It’s a well-known medical fact that some people experience a serious mood change when faced with several consecutive dark days. They may sleep too much, have little energy and feel depressed. If these symptoms last a whole season, like all winter, it’s called SAD, or Seasonal Affective Disorder. The cure for it is light therapy.
While I don’t believe that’s what my grandson and I are dealing with, it does sound similar. The only difference is – our gloomy mood usually lasts only one day. We may feel terribly depressed one day and wake up the next morning feeling on top of the world, especially if the sun is shining. The key definitely seems to be sunshine.
I can’t help but wonder if suicide victims are affected by the weather.

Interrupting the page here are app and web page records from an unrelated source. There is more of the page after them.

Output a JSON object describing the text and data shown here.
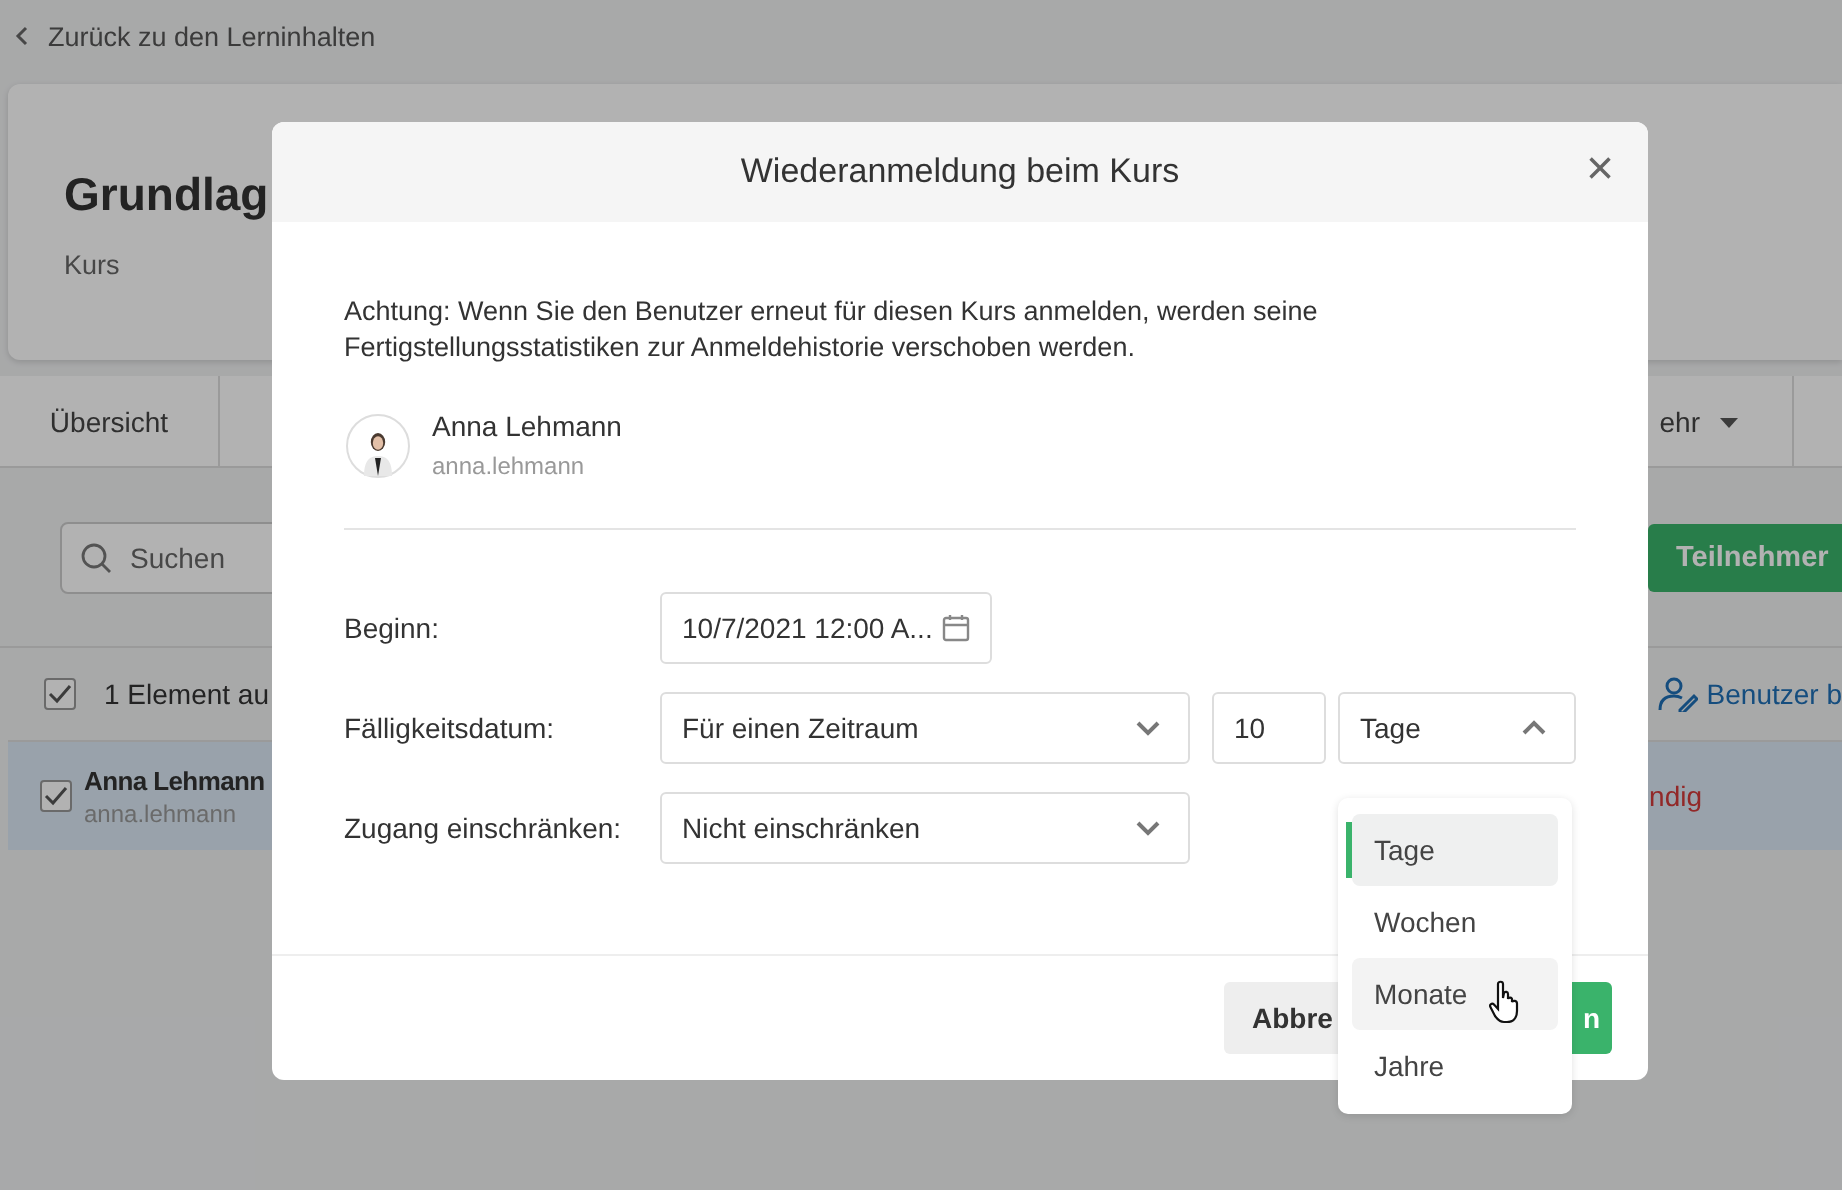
{
  "back_link": {
    "label": "Zurück zu den Lerninhalten"
  },
  "course": {
    "title": "Grundlag",
    "type": "Kurs"
  },
  "tabs": [
    {
      "label": "Übersicht",
      "selected": false
    },
    {
      "label": "ehr",
      "selected": false
    }
  ],
  "search": {
    "placeholder": "Suchen"
  },
  "add_button": {
    "label": "Teilnehmer"
  },
  "selection_bar": {
    "checked": true,
    "label": "1 Element au",
    "action": "Benutzer b"
  },
  "rows": [
    {
      "name": "Anna Lehmann",
      "username": "anna.lehmann",
      "status": "ndig",
      "checked": true,
      "selected": true
    }
  ],
  "dialog": {
    "title": "Wiederanmeldung beim Kurs",
    "close": "×",
    "warning": "Achtung: Wenn Sie den Benutzer erneut für diesen Kurs anmelden, werden seine Fertigstellungsstatistiken zur Anmeldehistorie verschoben werden.",
    "user": {
      "name": "Anna Lehmann",
      "username": "anna.lehmann"
    },
    "fields": [
      {
        "kind": "date",
        "label": "Beginn:",
        "value": "10/7/2021 12:00 A..."
      },
      {
        "kind": "period",
        "label": "Fälligkeitsdatum:",
        "value": "Für einen Zeitraum",
        "amount": "10",
        "unit": "Tage",
        "expanded": true
      },
      {
        "kind": "select",
        "label": "Zugang einschränken:",
        "value": "Nicht einschränken",
        "expanded": false
      }
    ],
    "buttons": [
      {
        "label": "Abbre",
        "kind": "secondary"
      },
      {
        "label": "n",
        "kind": "primary"
      }
    ]
  },
  "unit_options": [
    {
      "label": "Tage",
      "selected": true,
      "hovered": false
    },
    {
      "label": "Wochen",
      "selected": false,
      "hovered": false
    },
    {
      "label": "Monate",
      "selected": false,
      "hovered": true
    },
    {
      "label": "Jahre",
      "selected": false,
      "hovered": false
    }
  ]
}
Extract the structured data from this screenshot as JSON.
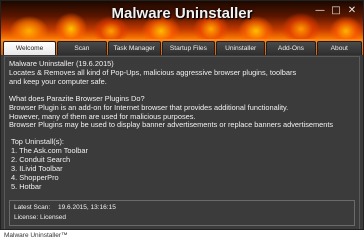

Someone very close to our family, who seemed to have everything to live for, was alone one rainy night, phoned her only sibling, discussed her unhappiness for a while and then put a gun to her head and pulled the trigger. She was forty-three years old. What a sad waste of life! A permanent solution to a temporary problem – suicide.
As I write this, the steady pitter-patter of raindrops on the skylight makes me feel relaxed and sleepy. My body cries out for rest. I don't want to give in, but know I should.
Perhaps I will awaken to a sunny day!
you promised and you delivered peg. you didn't disappoint me either. everything you write is very good. sam
A unique way to describe a rainy day and the mood chnges it can cause. I like this.
This is good. Rainy days make me sad sometimes to. But suicide.... never. joann
I like rainy days. they're relaxing.
Post a Comment